Assignment
Say only how many lines in the entries below contain the word "yardielearning".

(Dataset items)

===

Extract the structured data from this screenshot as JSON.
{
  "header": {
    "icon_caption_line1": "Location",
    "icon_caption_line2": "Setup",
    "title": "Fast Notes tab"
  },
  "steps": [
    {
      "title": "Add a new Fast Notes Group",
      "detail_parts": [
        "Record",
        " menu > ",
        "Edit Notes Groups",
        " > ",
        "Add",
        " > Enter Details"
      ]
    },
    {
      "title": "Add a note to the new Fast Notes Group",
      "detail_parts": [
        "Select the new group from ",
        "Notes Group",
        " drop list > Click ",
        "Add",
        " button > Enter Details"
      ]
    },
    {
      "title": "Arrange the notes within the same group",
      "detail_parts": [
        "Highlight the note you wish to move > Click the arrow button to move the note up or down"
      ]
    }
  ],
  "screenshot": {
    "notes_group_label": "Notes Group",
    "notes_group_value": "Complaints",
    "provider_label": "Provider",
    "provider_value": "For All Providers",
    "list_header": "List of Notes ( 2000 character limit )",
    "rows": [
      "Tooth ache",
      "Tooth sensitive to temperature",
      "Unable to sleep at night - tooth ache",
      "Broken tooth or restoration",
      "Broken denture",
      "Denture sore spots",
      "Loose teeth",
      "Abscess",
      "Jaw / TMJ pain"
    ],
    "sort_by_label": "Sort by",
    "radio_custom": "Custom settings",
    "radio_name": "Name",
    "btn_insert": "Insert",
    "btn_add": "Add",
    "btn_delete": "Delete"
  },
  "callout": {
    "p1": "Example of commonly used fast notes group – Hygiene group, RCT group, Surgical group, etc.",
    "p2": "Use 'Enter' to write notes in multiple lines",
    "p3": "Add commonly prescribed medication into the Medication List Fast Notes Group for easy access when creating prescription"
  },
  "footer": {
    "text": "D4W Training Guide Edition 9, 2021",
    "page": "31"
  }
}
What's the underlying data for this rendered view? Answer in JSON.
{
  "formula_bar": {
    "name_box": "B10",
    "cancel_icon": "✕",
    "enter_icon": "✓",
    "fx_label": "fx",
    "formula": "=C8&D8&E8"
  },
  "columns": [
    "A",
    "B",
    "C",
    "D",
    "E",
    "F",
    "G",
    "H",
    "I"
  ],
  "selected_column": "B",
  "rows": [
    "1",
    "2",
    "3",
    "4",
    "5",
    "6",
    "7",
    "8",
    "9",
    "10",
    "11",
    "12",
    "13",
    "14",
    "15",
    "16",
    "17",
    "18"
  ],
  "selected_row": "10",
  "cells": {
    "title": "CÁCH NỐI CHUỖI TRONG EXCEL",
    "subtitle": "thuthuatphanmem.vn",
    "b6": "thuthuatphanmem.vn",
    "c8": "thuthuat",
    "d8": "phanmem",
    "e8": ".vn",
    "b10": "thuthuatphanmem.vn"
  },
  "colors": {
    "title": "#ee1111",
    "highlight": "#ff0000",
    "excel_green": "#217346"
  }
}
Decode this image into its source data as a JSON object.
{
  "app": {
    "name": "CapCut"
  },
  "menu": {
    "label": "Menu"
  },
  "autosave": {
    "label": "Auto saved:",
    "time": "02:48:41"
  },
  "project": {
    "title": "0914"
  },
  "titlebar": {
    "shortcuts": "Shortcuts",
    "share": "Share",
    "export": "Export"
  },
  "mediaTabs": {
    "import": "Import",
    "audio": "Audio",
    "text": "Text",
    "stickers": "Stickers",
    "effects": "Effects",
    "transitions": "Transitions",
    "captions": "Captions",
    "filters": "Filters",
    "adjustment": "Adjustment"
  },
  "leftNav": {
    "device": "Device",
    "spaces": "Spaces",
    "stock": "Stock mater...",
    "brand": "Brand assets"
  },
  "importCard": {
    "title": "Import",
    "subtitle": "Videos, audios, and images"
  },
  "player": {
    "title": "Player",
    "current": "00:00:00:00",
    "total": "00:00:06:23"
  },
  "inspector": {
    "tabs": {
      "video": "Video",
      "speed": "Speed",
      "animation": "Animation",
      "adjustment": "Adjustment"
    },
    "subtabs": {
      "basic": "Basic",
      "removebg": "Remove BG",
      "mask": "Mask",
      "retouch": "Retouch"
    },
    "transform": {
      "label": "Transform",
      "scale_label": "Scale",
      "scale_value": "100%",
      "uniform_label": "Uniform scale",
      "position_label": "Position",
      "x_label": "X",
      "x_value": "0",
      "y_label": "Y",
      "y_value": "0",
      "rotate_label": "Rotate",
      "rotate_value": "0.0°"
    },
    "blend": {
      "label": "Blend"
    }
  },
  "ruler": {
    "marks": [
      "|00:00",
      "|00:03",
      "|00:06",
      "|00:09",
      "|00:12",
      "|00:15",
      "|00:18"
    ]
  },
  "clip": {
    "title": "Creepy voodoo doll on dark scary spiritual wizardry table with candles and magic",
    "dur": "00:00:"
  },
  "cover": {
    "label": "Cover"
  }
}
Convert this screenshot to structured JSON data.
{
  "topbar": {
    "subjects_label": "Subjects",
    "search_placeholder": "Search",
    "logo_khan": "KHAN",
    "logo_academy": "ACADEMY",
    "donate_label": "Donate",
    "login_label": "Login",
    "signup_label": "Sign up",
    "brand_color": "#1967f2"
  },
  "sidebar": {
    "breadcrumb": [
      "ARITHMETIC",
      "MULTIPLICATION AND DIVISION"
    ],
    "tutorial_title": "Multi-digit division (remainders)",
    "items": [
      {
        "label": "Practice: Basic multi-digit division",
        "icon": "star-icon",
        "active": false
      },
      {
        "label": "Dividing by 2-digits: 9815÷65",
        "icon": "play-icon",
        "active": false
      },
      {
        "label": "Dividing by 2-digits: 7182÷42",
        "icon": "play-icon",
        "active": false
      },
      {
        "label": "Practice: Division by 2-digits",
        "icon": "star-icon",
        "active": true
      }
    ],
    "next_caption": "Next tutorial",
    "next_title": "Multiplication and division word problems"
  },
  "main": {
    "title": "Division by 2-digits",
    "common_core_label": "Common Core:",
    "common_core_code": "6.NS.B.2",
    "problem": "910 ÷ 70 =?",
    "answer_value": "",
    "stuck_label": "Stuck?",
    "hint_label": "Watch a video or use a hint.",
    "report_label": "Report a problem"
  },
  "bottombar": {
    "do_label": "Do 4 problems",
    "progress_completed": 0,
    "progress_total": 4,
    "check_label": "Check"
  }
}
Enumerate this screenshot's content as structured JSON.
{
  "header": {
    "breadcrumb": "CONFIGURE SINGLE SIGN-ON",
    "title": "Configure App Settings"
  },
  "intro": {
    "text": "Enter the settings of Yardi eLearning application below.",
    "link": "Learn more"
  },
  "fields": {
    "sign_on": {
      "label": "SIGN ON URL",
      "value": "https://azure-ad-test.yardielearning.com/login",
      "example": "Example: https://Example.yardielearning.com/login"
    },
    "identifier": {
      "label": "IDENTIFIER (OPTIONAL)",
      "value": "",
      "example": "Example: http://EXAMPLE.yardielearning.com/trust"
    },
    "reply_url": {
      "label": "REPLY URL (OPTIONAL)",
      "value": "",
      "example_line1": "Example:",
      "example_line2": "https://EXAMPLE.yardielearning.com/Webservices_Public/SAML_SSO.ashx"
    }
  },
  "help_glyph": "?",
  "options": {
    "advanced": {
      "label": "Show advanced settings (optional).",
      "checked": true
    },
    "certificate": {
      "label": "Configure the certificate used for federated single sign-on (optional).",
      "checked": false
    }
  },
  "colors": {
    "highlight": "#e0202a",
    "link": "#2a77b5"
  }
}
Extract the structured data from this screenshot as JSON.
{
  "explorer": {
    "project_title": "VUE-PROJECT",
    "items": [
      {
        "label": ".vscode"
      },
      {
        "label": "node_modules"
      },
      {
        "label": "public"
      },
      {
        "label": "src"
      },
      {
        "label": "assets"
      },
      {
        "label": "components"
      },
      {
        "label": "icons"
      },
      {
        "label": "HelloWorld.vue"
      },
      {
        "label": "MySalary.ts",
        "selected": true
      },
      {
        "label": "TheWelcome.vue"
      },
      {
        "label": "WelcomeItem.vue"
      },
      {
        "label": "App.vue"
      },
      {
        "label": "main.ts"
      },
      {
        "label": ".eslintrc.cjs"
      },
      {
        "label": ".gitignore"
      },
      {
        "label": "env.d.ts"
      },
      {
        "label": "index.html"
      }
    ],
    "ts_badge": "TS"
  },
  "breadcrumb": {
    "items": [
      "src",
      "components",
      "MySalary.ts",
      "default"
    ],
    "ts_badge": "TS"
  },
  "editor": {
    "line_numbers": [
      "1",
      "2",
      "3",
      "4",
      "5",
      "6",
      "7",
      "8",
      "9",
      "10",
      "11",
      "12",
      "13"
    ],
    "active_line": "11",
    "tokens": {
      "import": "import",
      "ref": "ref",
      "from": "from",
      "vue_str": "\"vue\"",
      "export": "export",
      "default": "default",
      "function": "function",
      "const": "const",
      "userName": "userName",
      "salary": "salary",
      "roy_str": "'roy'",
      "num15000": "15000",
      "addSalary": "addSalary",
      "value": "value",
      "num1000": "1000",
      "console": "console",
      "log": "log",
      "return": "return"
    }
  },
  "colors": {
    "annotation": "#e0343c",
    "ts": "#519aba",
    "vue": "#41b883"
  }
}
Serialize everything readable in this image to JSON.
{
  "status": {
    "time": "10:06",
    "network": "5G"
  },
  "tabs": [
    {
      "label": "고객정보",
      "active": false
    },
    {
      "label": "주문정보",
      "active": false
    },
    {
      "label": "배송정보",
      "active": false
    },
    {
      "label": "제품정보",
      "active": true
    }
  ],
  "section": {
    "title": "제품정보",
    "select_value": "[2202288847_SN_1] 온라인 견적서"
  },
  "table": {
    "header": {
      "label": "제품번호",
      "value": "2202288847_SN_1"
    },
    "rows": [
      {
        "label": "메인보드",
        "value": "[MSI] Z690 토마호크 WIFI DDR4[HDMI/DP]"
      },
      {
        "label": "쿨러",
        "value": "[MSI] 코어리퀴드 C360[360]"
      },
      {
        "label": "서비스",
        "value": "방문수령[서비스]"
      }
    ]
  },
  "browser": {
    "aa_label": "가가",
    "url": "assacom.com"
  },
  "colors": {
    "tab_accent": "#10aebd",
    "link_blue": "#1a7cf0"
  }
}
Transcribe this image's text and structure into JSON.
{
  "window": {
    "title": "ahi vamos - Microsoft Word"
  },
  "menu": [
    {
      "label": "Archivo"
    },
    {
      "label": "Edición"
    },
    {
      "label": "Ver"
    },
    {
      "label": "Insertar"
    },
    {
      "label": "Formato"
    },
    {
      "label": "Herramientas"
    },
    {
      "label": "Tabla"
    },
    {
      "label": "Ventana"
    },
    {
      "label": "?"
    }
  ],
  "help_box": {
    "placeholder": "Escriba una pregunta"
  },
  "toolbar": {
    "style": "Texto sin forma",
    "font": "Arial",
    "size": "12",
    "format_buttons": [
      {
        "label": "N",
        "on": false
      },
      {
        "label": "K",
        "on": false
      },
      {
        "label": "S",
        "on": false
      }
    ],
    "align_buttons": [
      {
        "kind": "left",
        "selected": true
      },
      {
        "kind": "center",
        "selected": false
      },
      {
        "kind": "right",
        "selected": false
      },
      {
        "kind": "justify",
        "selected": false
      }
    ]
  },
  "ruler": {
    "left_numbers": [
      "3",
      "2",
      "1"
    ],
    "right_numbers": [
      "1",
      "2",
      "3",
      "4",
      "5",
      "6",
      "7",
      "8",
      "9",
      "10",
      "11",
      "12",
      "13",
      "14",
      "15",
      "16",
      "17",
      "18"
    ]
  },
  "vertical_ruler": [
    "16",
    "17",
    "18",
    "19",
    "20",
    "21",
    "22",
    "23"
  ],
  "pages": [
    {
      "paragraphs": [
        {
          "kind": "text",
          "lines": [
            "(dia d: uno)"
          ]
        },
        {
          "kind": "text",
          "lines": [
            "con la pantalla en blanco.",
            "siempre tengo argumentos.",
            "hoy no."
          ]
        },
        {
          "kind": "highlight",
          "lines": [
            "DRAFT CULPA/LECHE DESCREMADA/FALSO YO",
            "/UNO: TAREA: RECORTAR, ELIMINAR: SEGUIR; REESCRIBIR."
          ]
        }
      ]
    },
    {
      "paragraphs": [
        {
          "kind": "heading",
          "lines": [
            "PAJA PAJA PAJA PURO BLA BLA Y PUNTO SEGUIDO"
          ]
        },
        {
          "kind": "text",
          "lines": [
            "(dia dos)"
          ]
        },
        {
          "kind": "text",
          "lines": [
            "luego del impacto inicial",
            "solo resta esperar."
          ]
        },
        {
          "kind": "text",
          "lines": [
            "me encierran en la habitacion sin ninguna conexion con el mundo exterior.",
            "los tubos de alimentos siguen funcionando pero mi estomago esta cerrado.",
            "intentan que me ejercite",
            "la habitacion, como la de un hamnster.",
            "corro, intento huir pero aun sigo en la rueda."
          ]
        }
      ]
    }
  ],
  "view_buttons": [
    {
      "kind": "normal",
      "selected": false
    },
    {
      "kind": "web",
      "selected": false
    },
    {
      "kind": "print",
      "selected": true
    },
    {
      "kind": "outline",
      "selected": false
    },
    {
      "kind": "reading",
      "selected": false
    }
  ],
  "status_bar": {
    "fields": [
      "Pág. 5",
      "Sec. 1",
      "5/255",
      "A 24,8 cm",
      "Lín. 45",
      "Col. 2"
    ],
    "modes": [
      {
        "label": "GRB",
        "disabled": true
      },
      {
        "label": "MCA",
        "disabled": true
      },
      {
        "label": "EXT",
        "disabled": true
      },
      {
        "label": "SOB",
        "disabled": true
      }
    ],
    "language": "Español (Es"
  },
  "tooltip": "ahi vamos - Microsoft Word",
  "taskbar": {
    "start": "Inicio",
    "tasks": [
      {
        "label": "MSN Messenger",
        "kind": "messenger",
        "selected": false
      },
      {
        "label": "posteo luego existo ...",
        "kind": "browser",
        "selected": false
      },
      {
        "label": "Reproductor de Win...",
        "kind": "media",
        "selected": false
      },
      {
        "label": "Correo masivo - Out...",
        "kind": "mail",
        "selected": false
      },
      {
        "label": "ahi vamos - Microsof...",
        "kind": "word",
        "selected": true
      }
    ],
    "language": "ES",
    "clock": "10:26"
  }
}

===

Completed exercise
4